> **Exercise description**
Each record needs to be retyped exactly, though its pictures should not appear.

##########

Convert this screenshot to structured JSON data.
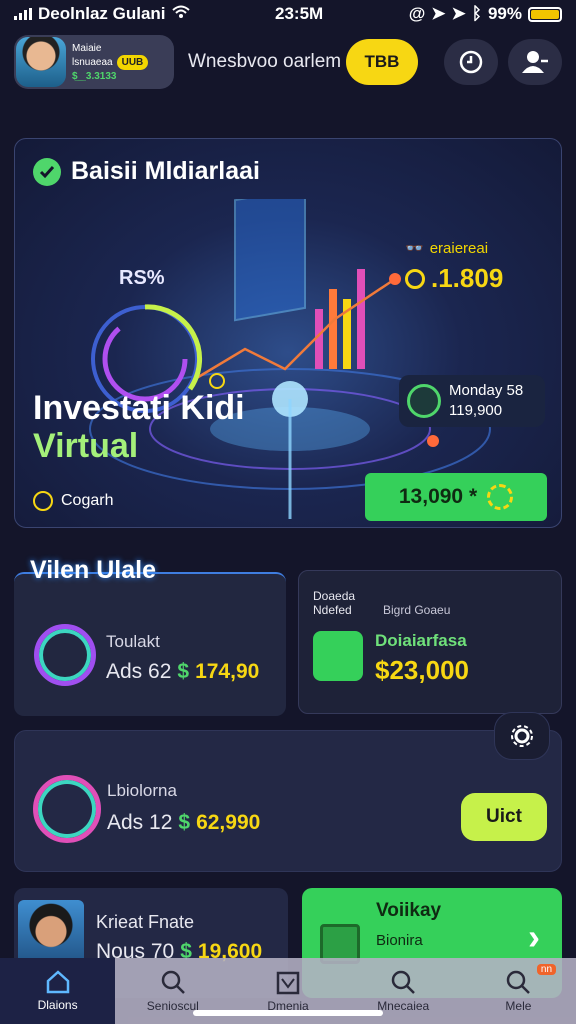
{
  "status": {
    "carrier": "Deolnlaz Gulani",
    "time": "23:5M",
    "battery": "99%",
    "battery_level": 0.99
  },
  "topbar": {
    "pill_line1": "Maiaie",
    "pill_line2": "lsnuaeaa",
    "pill_badge": "UUB",
    "pill_amount": "$̲ ̲ ̲ 3.3133",
    "title": "Wnesbvoo oarlem",
    "yellow_button": "TBB"
  },
  "hero": {
    "title": "Baisii Mldiarlaai",
    "ring_label": "RS%",
    "stat1_label": "eraiereai",
    "stat1_value": ".1.809",
    "stat2_line1": "Monday 58",
    "stat2_line2": "119,900",
    "headline": "Investati Kidi",
    "headline2": "Virtual",
    "footer": "Cogarh",
    "cta": "13,090 *"
  },
  "section": {
    "title": "Vilen Ulale"
  },
  "card_a": {
    "label": "Toulakt",
    "prefix": "Ads 62",
    "currency": "$",
    "value": "174,90"
  },
  "card_b": {
    "header_line1": "Doaeda",
    "header_line2": "Ndefed",
    "header_right": "Bigrd Goaeu",
    "label": "Doiaiarfasa",
    "value": "$23,000"
  },
  "card_c": {
    "label": "Lbiolorna",
    "prefix": "Ads 12",
    "currency": "$",
    "value": "62,990",
    "button": "Uict"
  },
  "card_d": {
    "label": "Krieat Fnate",
    "prefix": "Nous 70",
    "currency": "$",
    "value": "19,600"
  },
  "card_e": {
    "label": "Voiikay",
    "sub": "Bionira",
    "icon_text": "nn"
  },
  "tabs": [
    {
      "label": "Dlaions",
      "icon": "home-icon"
    },
    {
      "label": "Senioscul",
      "icon": "search-icon"
    },
    {
      "label": "Dmenia",
      "icon": "calendar-icon"
    },
    {
      "label": "Mnecaiea",
      "icon": "search-icon"
    },
    {
      "label": "Mele",
      "icon": "search-icon",
      "badge": "nn"
    }
  ],
  "colors": {
    "background": "#14152a",
    "green": "#35d05a",
    "yellow": "#f7d713",
    "lime": "#c6f14a"
  }
}
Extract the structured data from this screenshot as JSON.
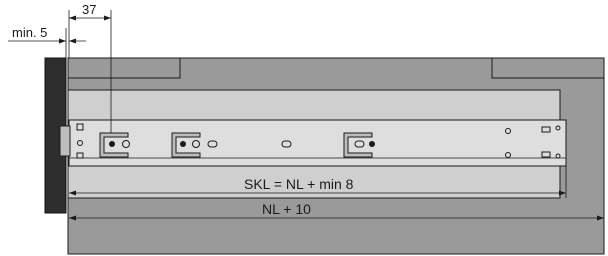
{
  "dimensions": {
    "min_gap_label": "min. 5",
    "offset_label": "37",
    "slide_length_label": "SKL = NL + min 8",
    "depth_label": "NL + 10"
  },
  "colors": {
    "cabinet": "#9a9a9a",
    "drawer_panel": "#cfcfcf",
    "slide_rail": "#dedede",
    "front_panel": "#2e2e2e",
    "line": "#1a1a1a"
  }
}
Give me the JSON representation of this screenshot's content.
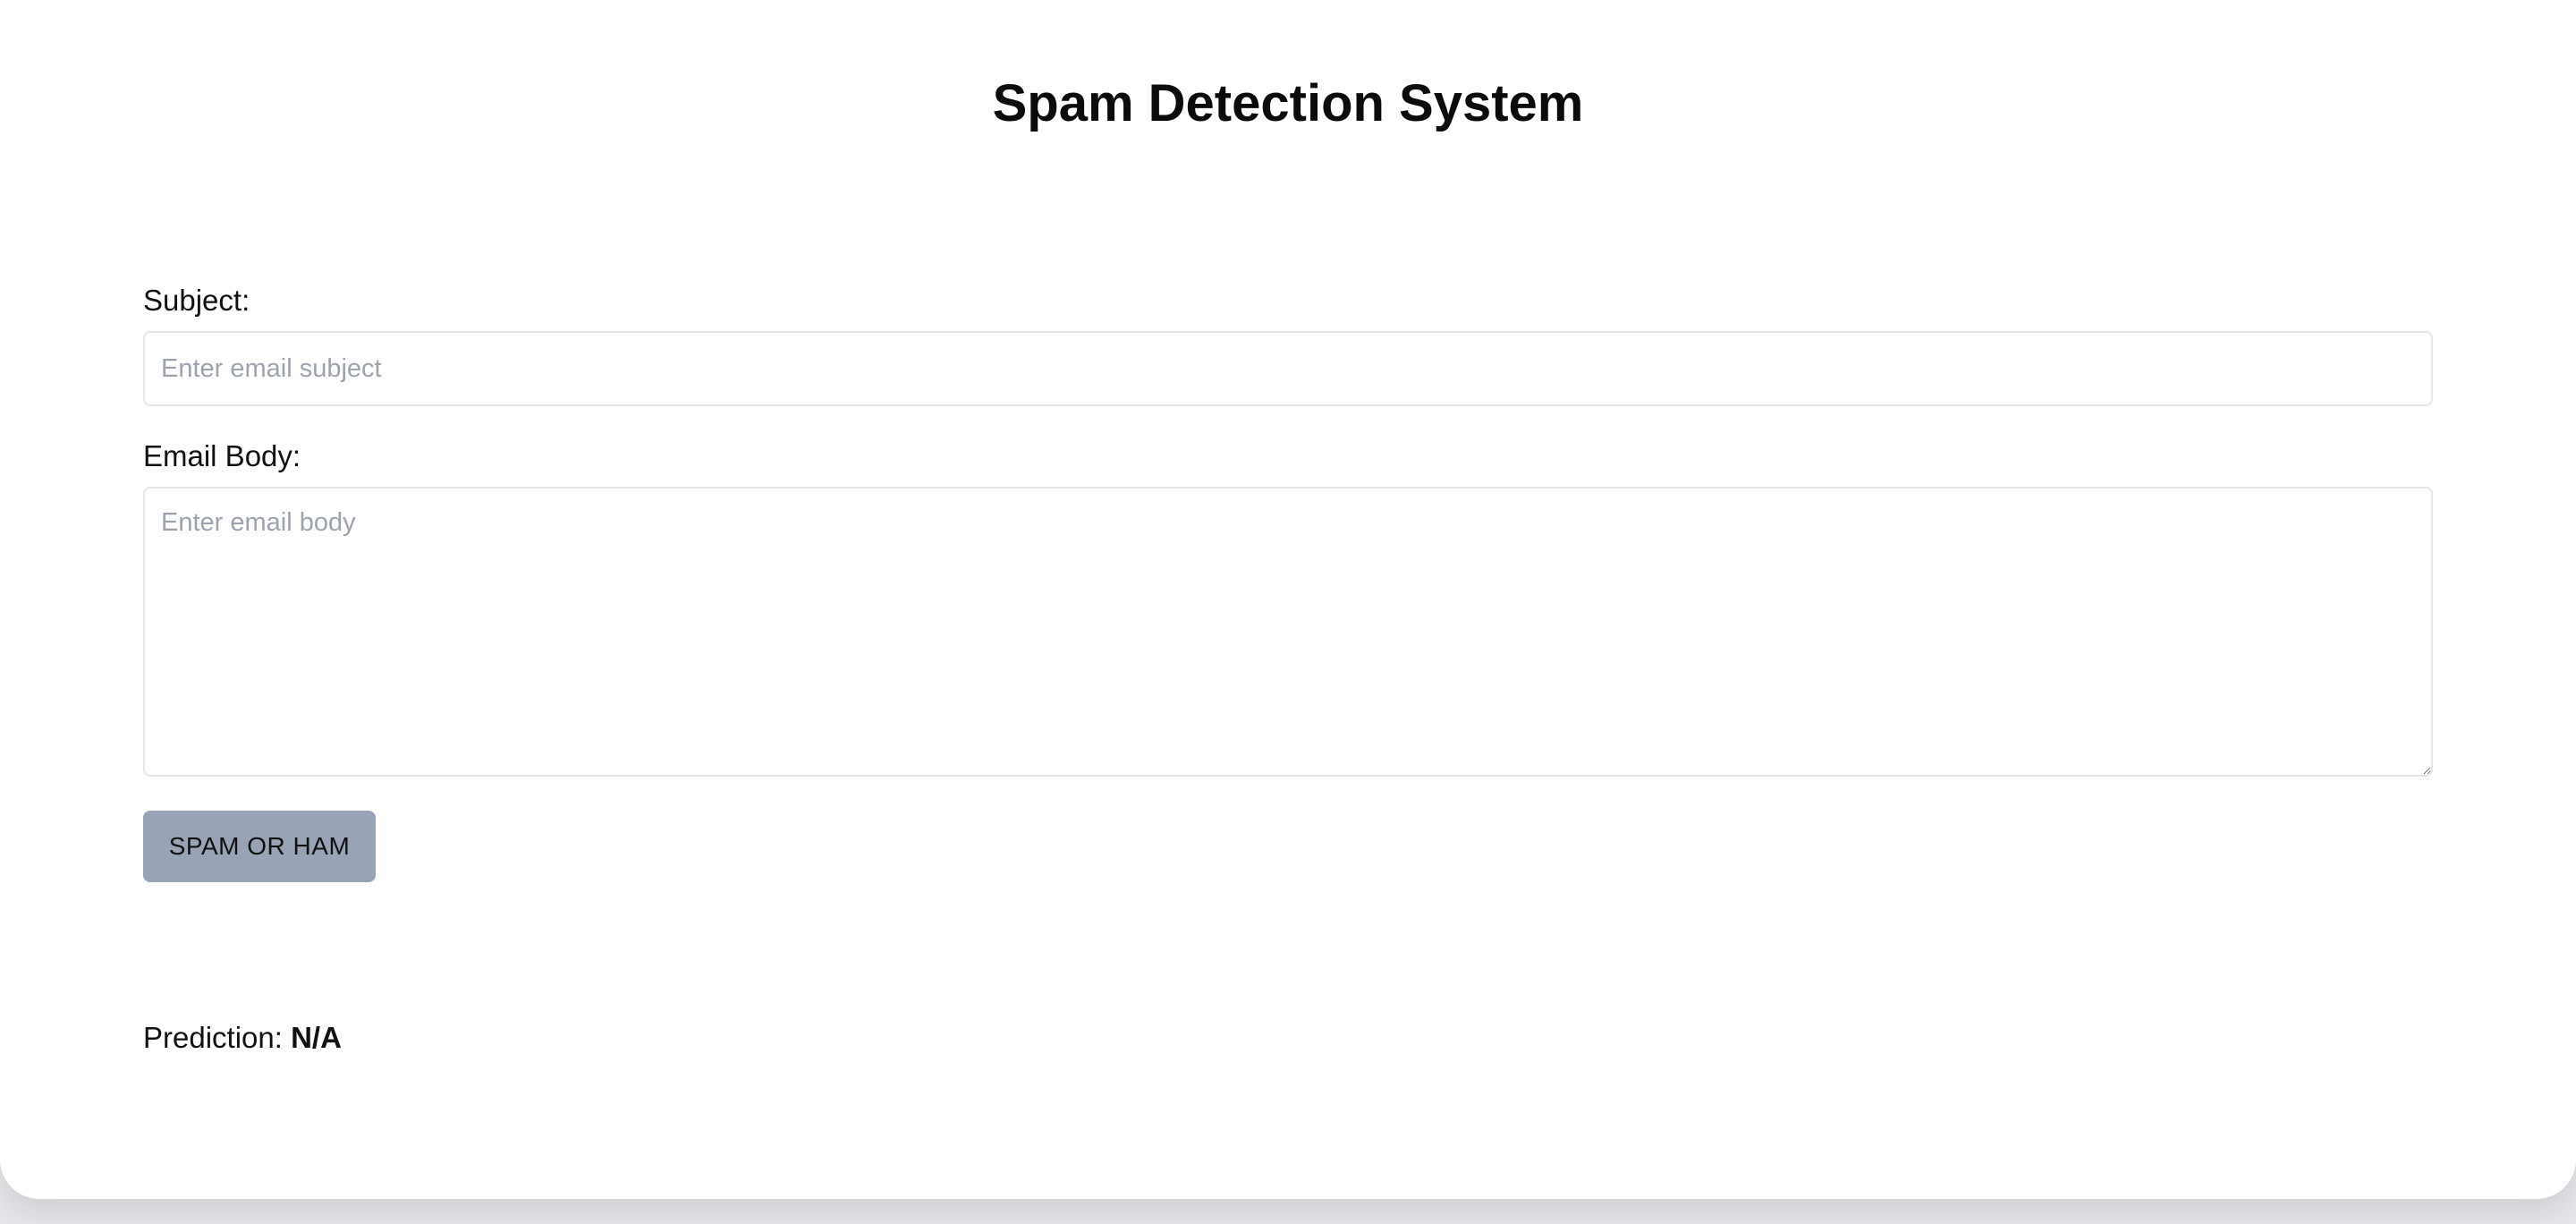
{
  "page": {
    "title": "Spam Detection System"
  },
  "form": {
    "subject_label": "Subject:",
    "subject_placeholder": "Enter email subject",
    "subject_value": "",
    "body_label": "Email Body:",
    "body_placeholder": "Enter email body",
    "body_value": "",
    "submit_label": "SPAM OR HAM"
  },
  "result": {
    "label": "Prediction:",
    "value": "N/A"
  },
  "colors": {
    "button_background": "#98a3b5",
    "input_border": "#e3e5e8",
    "placeholder_text": "#9ca3af"
  }
}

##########

> **Result**
Convert this screenshot to structured JSON data.
{
  "status": {
    "carrier": "Deolnlaz Gulani",
    "time": "23:5M",
    "battery": "99%",
    "battery_level": 0.99
  },
  "topbar": {
    "pill_line1": "Maiaie",
    "pill_line2": "lsnuaeaa",
    "pill_badge": "UUB",
    "pill_amount": "$̲ ̲ ̲ 3.3133",
    "title": "Wnesbvoo oarlem",
    "yellow_button": "TBB"
  },
  "hero": {
    "title": "Baisii Mldiarlaai",
    "ring_label": "RS%",
    "stat1_label": "eraiereai",
    "stat1_value": ".1.809",
    "stat2_line1": "Monday 58",
    "stat2_line2": "119,900",
    "headline": "Investati Kidi",
    "headline2": "Virtual",
    "footer": "Cogarh",
    "cta": "13,090 *"
  },
  "section": {
    "title": "Vilen Ulale"
  },
  "card_a": {
    "label": "Toulakt",
    "prefix": "Ads 62",
    "currency": "$",
    "value": "174,90"
  },
  "card_b": {
    "header_line1": "Doaeda",
    "header_line2": "Ndefed",
    "header_right": "Bigrd Goaeu",
    "label": "Doiaiarfasa",
    "value": "$23,000"
  },
  "card_c": {
    "label": "Lbiolorna",
    "prefix": "Ads 12",
    "currency": "$",
    "value": "62,990",
    "button": "Uict"
  },
  "card_d": {
    "label": "Krieat Fnate",
    "prefix": "Nous 70",
    "currency": "$",
    "value": "19,600"
  },
  "card_e": {
    "label": "Voiikay",
    "sub": "Bionira",
    "icon_text": "nn"
  },
  "tabs": [
    {
      "label": "Dlaions",
      "icon": "home-icon"
    },
    {
      "label": "Senioscul",
      "icon": "search-icon"
    },
    {
      "label": "Dmenia",
      "icon": "calendar-icon"
    },
    {
      "label": "Mnecaiea",
      "icon": "search-icon"
    },
    {
      "label": "Mele",
      "icon": "search-icon",
      "badge": "nn"
    }
  ],
  "colors": {
    "background": "#14152a",
    "green": "#35d05a",
    "yellow": "#f7d713",
    "lime": "#c6f14a"
  }
}
Extract the structured data from this screenshot as JSON.
{
  "dimensions": {
    "min_gap_label": "min. 5",
    "offset_label": "37",
    "slide_length_label": "SKL = NL + min 8",
    "depth_label": "NL + 10"
  },
  "colors": {
    "cabinet": "#9a9a9a",
    "drawer_panel": "#cfcfcf",
    "slide_rail": "#dedede",
    "front_panel": "#2e2e2e",
    "line": "#1a1a1a"
  }
}
Give me the JSON representation of this screenshot's content.
{
  "page": {
    "title": "Spam Detection System"
  },
  "form": {
    "subject_label": "Subject:",
    "subject_placeholder": "Enter email subject",
    "subject_value": "",
    "body_label": "Email Body:",
    "body_placeholder": "Enter email body",
    "body_value": "",
    "submit_label": "SPAM OR HAM"
  },
  "result": {
    "label": "Prediction:",
    "value": "N/A"
  },
  "colors": {
    "button_background": "#98a3b5",
    "input_border": "#e3e5e8",
    "placeholder_text": "#9ca3af"
  }
}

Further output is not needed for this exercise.